Items from an interface collection:
=== Begin Enclosure ===

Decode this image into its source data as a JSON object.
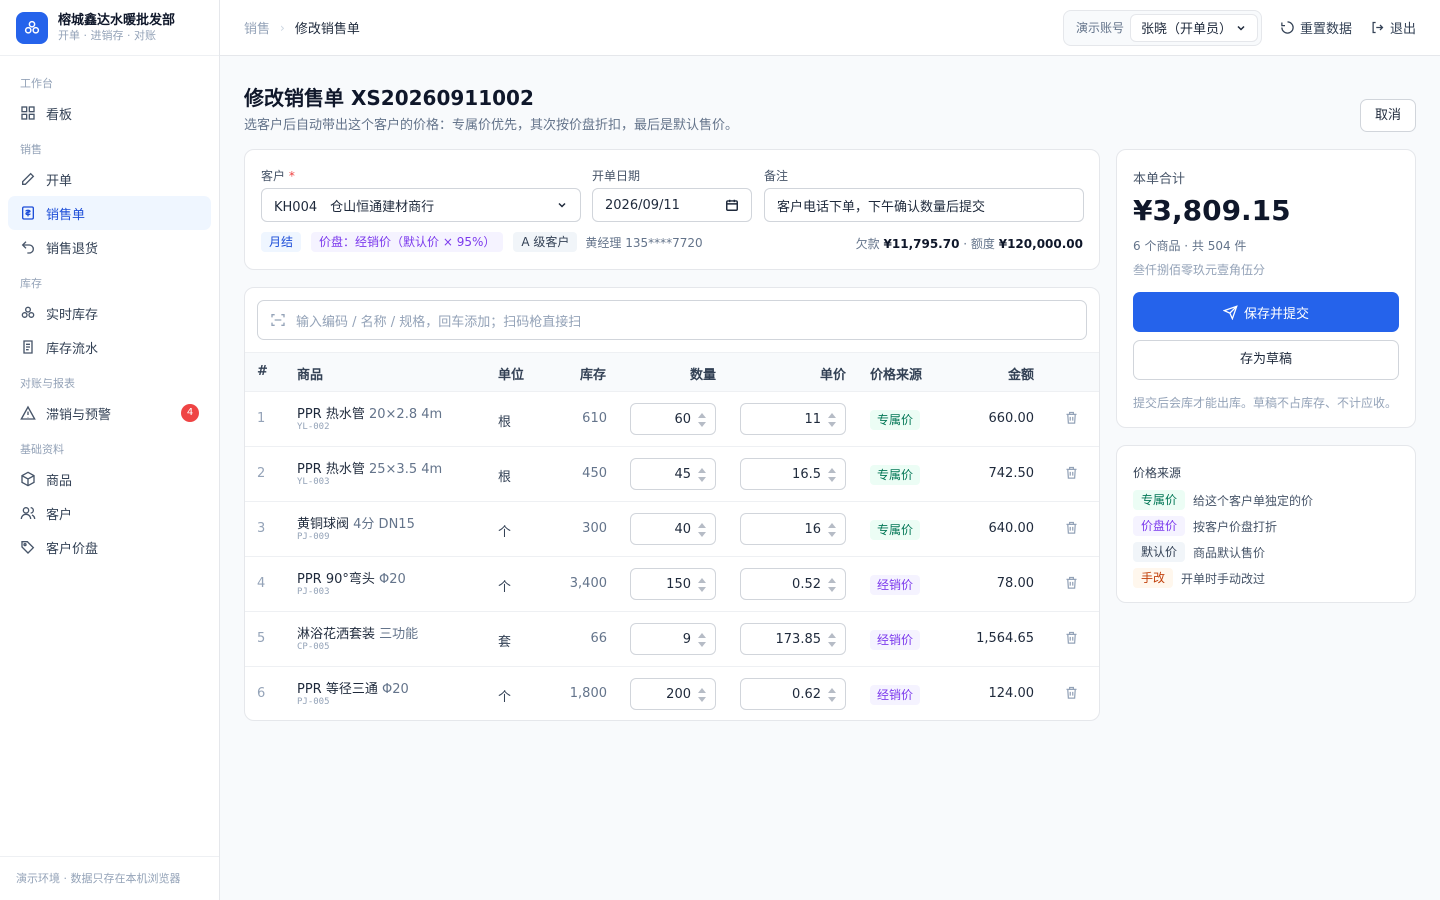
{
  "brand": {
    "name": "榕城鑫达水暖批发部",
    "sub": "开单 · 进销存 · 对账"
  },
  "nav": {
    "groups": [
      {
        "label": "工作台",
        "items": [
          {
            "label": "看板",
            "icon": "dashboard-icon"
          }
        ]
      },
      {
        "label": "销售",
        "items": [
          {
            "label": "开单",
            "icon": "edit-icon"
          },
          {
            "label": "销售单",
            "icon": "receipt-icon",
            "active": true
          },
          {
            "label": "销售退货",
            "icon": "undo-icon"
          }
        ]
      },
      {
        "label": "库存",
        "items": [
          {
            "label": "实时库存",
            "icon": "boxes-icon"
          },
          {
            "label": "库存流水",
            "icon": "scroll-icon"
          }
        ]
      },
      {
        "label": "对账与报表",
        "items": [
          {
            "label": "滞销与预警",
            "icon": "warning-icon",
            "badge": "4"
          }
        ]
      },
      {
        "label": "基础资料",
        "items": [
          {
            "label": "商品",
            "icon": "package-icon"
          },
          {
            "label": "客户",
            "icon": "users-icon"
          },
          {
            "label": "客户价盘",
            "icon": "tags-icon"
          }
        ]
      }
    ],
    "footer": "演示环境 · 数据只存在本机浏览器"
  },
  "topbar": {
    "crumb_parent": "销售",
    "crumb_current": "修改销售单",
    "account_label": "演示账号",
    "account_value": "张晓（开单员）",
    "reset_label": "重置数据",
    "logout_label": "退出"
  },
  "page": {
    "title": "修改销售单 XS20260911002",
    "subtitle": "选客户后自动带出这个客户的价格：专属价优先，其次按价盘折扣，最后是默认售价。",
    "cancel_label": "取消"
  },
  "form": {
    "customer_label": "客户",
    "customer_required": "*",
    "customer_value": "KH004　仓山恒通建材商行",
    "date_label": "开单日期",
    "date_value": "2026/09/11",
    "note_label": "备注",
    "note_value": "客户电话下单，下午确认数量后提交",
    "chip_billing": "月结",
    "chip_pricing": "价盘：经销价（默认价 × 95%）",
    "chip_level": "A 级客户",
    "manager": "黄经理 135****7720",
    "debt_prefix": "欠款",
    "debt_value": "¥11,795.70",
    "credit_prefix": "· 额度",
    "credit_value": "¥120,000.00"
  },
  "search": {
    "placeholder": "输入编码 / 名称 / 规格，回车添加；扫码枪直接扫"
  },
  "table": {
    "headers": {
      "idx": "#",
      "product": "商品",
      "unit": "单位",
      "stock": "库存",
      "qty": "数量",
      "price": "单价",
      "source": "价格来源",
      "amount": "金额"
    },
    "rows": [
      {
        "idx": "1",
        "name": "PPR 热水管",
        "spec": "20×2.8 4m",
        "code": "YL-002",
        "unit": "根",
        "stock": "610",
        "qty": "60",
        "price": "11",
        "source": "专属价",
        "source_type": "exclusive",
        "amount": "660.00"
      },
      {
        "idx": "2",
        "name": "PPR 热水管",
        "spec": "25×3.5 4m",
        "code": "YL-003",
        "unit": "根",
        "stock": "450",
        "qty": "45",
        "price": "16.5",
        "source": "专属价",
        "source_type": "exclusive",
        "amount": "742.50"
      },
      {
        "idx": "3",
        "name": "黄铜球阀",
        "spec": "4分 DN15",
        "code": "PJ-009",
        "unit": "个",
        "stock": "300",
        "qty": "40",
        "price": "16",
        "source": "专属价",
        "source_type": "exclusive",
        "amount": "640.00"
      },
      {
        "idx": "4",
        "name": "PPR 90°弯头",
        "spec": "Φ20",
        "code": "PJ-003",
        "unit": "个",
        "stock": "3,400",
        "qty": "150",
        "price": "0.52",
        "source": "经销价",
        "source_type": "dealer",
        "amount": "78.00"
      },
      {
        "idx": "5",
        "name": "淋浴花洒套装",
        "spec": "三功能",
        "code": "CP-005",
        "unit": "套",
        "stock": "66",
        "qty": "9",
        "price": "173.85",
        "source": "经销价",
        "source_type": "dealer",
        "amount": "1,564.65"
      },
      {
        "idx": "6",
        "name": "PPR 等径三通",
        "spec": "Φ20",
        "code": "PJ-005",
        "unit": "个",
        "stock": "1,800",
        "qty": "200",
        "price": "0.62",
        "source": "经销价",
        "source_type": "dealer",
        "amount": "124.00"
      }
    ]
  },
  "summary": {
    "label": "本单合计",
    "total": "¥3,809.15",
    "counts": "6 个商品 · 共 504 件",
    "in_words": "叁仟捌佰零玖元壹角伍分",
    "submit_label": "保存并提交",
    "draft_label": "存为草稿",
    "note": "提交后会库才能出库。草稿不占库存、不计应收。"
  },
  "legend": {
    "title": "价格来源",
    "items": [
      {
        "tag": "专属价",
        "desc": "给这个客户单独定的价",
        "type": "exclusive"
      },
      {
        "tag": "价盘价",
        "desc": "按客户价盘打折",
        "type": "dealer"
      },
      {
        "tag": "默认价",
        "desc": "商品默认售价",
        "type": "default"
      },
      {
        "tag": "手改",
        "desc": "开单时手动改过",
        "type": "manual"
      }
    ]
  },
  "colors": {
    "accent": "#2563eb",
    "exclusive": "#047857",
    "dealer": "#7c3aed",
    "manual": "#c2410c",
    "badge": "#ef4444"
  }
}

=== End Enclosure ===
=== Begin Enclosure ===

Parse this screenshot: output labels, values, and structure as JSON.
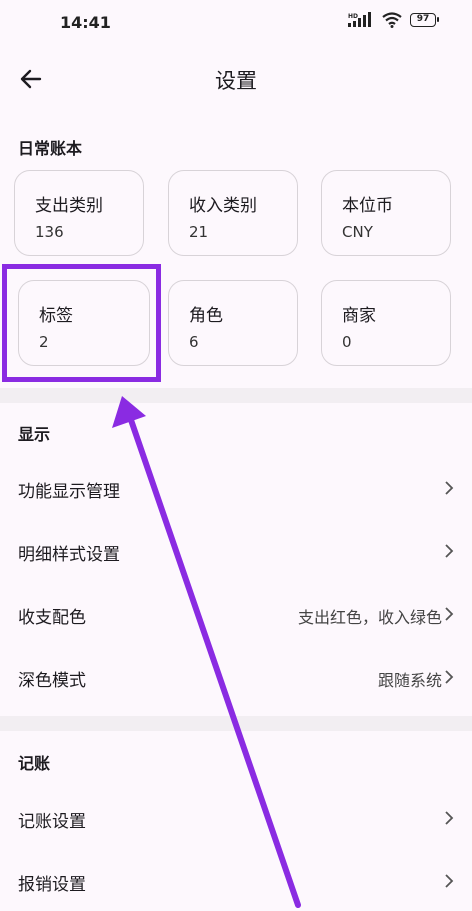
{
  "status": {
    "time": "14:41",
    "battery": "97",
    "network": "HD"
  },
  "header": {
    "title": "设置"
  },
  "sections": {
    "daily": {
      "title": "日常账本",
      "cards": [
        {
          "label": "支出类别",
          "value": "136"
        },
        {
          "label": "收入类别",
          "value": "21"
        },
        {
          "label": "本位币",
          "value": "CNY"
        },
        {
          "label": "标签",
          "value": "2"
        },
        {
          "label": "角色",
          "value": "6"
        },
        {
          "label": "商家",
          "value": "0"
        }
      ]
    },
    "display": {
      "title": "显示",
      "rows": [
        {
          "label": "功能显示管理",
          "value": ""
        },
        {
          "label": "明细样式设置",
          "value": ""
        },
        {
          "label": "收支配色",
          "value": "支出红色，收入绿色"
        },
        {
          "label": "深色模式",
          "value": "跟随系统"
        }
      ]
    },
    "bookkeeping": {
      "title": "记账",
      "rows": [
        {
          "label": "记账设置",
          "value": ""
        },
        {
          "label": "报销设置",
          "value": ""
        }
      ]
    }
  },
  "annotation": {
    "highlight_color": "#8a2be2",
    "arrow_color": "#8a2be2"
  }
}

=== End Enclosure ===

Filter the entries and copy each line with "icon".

RESULT OF THIS EXERCISE:
            "icon": "dashboard-icon"
            "icon": "edit-icon"
            "icon": "receipt-icon",
            "icon": "undo-icon"
            "icon": "boxes-icon"
            "icon": "scroll-icon"
            "icon": "warning-icon",
            "icon": "package-icon"
            "icon": "users-icon"
            "icon": "tags-icon"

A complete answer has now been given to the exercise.